On this page is a *bond yield to put calculator*. It automatically calculates the annual yield earned on a puttable bond assuming you put it back to the issuer at the first possible time. Importantly, it assumes all payments and coupons are on time (no defaults).

Also, find the ** approximate yield to put formula**. Like wi

*th Yield to Maturity (YTM),*Yield to Put is calculated iteratively.

## Bond Yield to Put Calculator

**Table of Contents**show ▼

#### Yield to Put Calculator Inputs

**Current Bond Trading Price ($)**- Today's bond trading price.**Bond Face Value/Par Value ($)**- The par or face value of the bond.**Price to Put ($)**- Usually, bonds trading with a put option have some discount to the current price. Enter the price here.**Years to Put**- The numbers of years until the bond can be putted back to the issuer.**Annual Coupon Rate (%)**- The annual interest paid on the bond based on the par value.**Coupon Payment Frequency**- Frequency the bond makes coupon payments.

#### Bond YTP Calculator Outputs

**Yield to Put (%):**The converged upon solution for the yield to put of the current bond (the internal rate of return assuming you put the bond).**Current Yield (%):**The simple calculated yield which uses the current trading price and face value of the bond. See the bond yield calculator for explanation.

## Bond Yield to Put Formula

The calculation for *Yield to *Put is very similar to *Yield to Maturity* – and equal to the Yield to Call calculation (just with the incentives flipped).

The calculator assumes you will put the bond back to the issuer at your first chance – although, of course, you only want to do that if you would make money on the trade (and assuming all payments are made). And just like how callable bonds usually have a call price higher than par value, puttable bonds generally have a put value *below* face value.

### Estimated Yield to Put Formula

However, that doesn't mean we can't estimate and come close. **The formula for the approximate yield to put** on a bond is:

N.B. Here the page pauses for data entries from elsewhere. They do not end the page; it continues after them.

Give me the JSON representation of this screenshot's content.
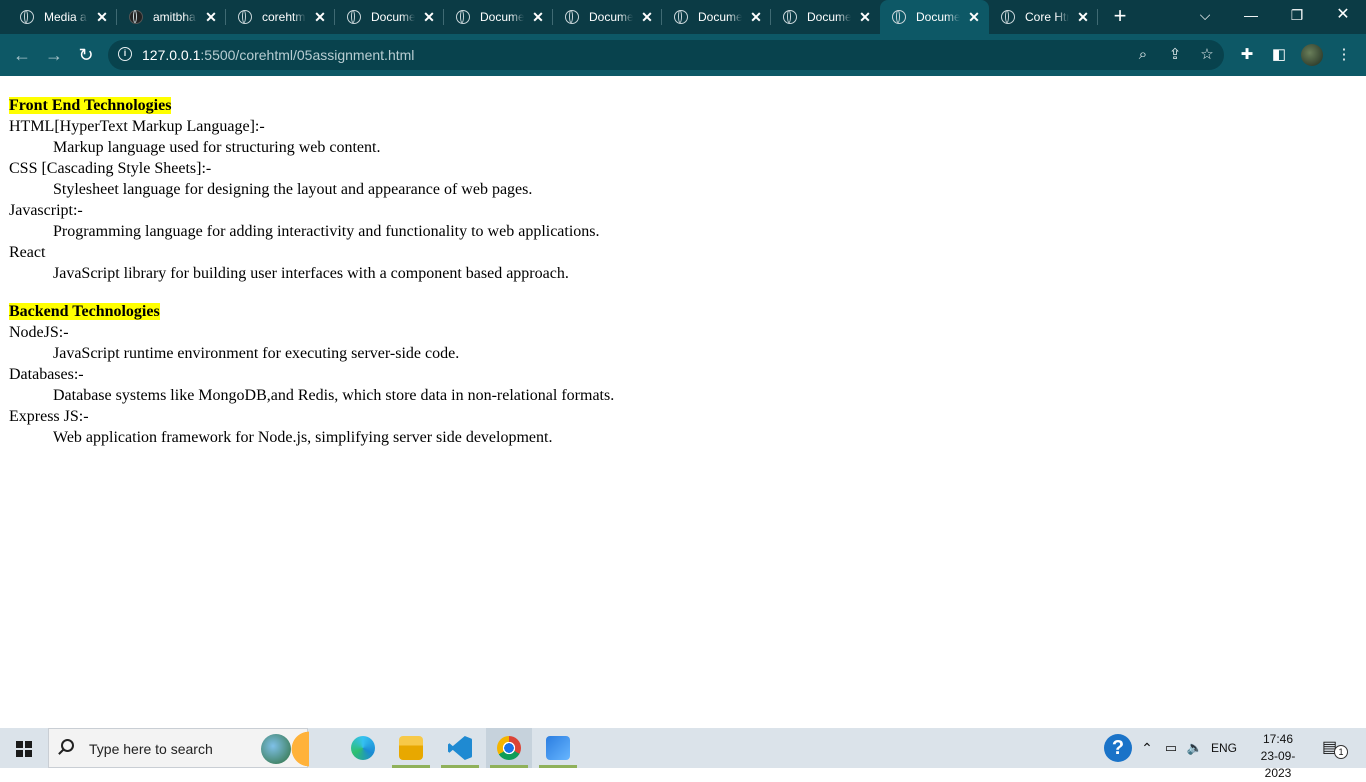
{
  "browser": {
    "tabs": [
      {
        "title": "Media and",
        "active": false
      },
      {
        "title": "amitbhai",
        "active": false
      },
      {
        "title": "corehtml",
        "active": false
      },
      {
        "title": "Document",
        "active": false
      },
      {
        "title": "Document",
        "active": false
      },
      {
        "title": "Document",
        "active": false
      },
      {
        "title": "Document",
        "active": false
      },
      {
        "title": "Document",
        "active": false
      },
      {
        "title": "Document",
        "active": true
      },
      {
        "title": "Core Html",
        "active": false
      }
    ],
    "new_tab_label": "+",
    "url_host": "127.0.0.1",
    "url_path": ":5500/corehtml/05assignment.html"
  },
  "page": {
    "front_end": {
      "heading": "Front End Technologies",
      "items": [
        {
          "term": "HTML[HyperText Markup Language]:-",
          "desc": "Markup language used for structuring web content."
        },
        {
          "term": "CSS [Cascading Style Sheets]:-",
          "desc": "Stylesheet language for designing the layout and appearance of web pages."
        },
        {
          "term": "Javascript:-",
          "desc": "Programming language for adding interactivity and functionality to web applications."
        },
        {
          "term": "React",
          "desc": "JavaScript library for building user interfaces with a component based approach."
        }
      ]
    },
    "back_end": {
      "heading": "Backend Technologies",
      "items": [
        {
          "term": "NodeJS:-",
          "desc": "JavaScript runtime environment for executing server-side code."
        },
        {
          "term": "Databases:-",
          "desc": "Database systems like MongoDB,and Redis, which store data in non-relational formats."
        },
        {
          "term": "Express JS:-",
          "desc": "Web application framework for Node.js, simplifying server side development."
        }
      ]
    }
  },
  "taskbar": {
    "search_placeholder": "Type here to search",
    "language": "ENG",
    "time": "17:46",
    "date": "23-09-2023",
    "notification_count": "1"
  },
  "colors": {
    "highlight": "#ffff00",
    "browser_frame": "#0b3b45",
    "toolbar": "#0d5866"
  }
}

\frac{(Annual\ Interest)+((Price\ to\ Put-Current\ Price)/(Years\ to\ Put))}{(Price\ to\ Put+Current\ Price ) / 2}

### Estimating Yield to Put for the Calculator Scenario

Let's solve the default yield to put calculation inside the tool:

- Current Price: $920
- Par Value: $1000
- Price if Put: $970
- Years to Put: 5
- Annual Coupon Rate: 10%
- Coupon Frequency: 2x a Year

\frac{(100)+((970-920)/5)}{(970+920 ) / 2}=\\~\\\frac{100+10}{945}=11.640\%

*Exact* Yield to Put Formula

If you actually run the scenario in the tool, you'll find that yield to put is actually 11.700% – what's going on there?

As mentioned, the above formula is just an estimate. A real calculation would sum the present value of all future cash flows in almost the same way you calculate yield to maturity.

Here is the summation:

Price = Coupon\ Payment/(1+rate)^{-1} + Coupon\ Payment/(1+rate)^{-2} +\\ ... + Coupon\ Payment/(1+rate)^{-n}+Price\ to\ Put/(1+rate)^{-n}

Internally, the tool adapts the method from Github user ndongo. See the yield to maturity calculator's methodology discussion for more.

## Why Does Yield to Put Matter?

As mentioned, bonds with options (calls and puts) introduce a wrinkle into price calculations. Depending on who is able to exercise, it gives that party an option to either **call** back the bond or **put** it back to the issuer for a set price.

In this case, a bond with a put option means at some time in the future you can put it back to the issuer if the price is right (and assuming all other incentives are aligned).

Read more in the yield to call discussion (just flip the incentives!).

## Other Financial Basics Calculators

Use the *Yield to Put* as you would use other measures of bond valuation: a factor in your decision to buy or avoid. Bonds with put options usually have the deck stacked against them in terms of face value vs. put price, but sometimes when bonds trade at a discount the put option can be worth it for you to exercise.

Here are some other bond calculators: